A staunch conservative and hawk, Uribe has become a fierce critic of President Juan Manuel Santos, even though the two hail from the same party.
“We want to help confront the deterioration in security, growing uncertainty for investment, stagnation in a bureaucratic social policy, the waste of official resources,” Uribe told reporters at a press event at his home near the north-western city of Medellin.
The former head of state has been one of the most vocal critics of ongoing peace talks with FARC, the country’s largest guerrilla group. The Santos administration launched negotiations – initially in secret – almost immediately after the president was sworn in to office.
Regional observers said Colombia’s upcoming election season represented a serious threat to the eventual success of peace talks, especially with Uribe back on the scene.
In an interview with FRANCE 24 last month, Marc Chernick, director of the Center for Latin American Studies at Georgetown University, said the campaign would give the ex-president an opportunity to amplify his bitter opposition to peace talks.
Santos has seen his approval rate wither away amid protests from farmers that brought violence to the capital last month. He has until November to decide if he will seek a second term.

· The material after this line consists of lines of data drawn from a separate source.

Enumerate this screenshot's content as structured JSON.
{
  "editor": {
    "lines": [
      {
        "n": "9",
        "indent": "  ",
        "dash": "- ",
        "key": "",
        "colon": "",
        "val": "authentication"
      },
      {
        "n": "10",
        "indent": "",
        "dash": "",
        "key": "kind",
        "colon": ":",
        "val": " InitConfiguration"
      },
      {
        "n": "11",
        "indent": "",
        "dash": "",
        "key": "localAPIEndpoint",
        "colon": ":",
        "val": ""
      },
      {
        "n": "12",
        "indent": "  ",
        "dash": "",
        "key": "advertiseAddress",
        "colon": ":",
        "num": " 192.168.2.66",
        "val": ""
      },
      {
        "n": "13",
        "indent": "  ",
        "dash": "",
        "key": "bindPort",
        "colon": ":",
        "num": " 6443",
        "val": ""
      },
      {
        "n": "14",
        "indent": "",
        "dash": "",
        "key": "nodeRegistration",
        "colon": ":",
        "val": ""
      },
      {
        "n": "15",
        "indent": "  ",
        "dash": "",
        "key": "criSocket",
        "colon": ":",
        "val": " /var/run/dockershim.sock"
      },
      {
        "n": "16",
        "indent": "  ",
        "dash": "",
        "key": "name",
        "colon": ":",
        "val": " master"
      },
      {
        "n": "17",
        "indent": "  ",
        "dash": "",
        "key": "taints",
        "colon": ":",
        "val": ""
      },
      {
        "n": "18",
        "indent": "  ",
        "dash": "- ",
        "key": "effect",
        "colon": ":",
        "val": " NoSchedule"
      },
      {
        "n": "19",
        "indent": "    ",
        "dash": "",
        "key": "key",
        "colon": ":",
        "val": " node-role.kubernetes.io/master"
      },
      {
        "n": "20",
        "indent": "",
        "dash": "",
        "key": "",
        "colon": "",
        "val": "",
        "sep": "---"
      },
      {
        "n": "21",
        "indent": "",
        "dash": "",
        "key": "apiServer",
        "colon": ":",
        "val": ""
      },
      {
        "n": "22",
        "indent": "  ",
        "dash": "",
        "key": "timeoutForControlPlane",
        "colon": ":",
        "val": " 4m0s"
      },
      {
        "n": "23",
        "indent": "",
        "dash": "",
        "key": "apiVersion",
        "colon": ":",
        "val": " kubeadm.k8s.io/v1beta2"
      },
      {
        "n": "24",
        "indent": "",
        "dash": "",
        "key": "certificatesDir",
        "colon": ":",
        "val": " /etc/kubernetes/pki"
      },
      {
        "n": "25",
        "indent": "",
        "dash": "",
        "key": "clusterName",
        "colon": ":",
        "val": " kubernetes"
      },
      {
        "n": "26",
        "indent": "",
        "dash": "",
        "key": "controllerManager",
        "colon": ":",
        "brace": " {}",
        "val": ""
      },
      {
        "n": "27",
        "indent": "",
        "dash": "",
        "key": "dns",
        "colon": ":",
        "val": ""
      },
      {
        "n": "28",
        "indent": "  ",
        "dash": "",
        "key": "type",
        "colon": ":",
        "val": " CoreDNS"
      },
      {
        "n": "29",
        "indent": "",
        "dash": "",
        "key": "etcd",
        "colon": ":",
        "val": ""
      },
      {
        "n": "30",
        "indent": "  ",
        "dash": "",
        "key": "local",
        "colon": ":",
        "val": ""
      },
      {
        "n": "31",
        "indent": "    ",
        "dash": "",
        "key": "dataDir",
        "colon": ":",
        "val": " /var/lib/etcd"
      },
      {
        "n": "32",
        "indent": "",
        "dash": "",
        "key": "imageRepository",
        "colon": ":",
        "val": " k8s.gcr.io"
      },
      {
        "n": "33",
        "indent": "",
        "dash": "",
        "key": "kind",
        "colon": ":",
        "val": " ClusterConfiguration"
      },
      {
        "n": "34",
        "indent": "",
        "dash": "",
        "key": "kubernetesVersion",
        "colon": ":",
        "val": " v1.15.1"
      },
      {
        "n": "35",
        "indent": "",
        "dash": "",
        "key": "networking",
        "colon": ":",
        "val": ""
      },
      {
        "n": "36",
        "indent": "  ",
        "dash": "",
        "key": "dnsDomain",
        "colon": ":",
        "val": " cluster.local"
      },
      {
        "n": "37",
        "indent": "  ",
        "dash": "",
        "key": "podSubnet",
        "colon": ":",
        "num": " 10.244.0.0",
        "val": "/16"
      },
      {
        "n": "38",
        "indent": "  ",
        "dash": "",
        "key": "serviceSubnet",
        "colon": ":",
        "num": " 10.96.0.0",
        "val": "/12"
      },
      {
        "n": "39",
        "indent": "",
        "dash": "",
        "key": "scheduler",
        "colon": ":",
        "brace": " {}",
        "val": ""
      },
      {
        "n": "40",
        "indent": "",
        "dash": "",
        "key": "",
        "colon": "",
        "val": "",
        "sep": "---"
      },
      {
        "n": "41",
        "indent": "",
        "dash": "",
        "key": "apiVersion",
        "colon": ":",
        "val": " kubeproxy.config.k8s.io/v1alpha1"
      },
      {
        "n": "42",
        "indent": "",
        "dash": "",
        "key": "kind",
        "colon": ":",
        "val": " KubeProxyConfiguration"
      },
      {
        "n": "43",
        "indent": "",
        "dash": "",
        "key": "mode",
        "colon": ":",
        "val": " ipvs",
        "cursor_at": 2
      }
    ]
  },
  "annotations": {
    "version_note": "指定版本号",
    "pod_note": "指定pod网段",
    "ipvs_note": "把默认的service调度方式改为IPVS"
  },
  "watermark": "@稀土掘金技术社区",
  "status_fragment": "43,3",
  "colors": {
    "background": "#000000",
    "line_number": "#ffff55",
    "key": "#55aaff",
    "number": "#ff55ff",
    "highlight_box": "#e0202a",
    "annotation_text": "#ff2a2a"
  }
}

Colombia’s parliamentary elections will be held in March 9, with presidential elections to follow on May 25.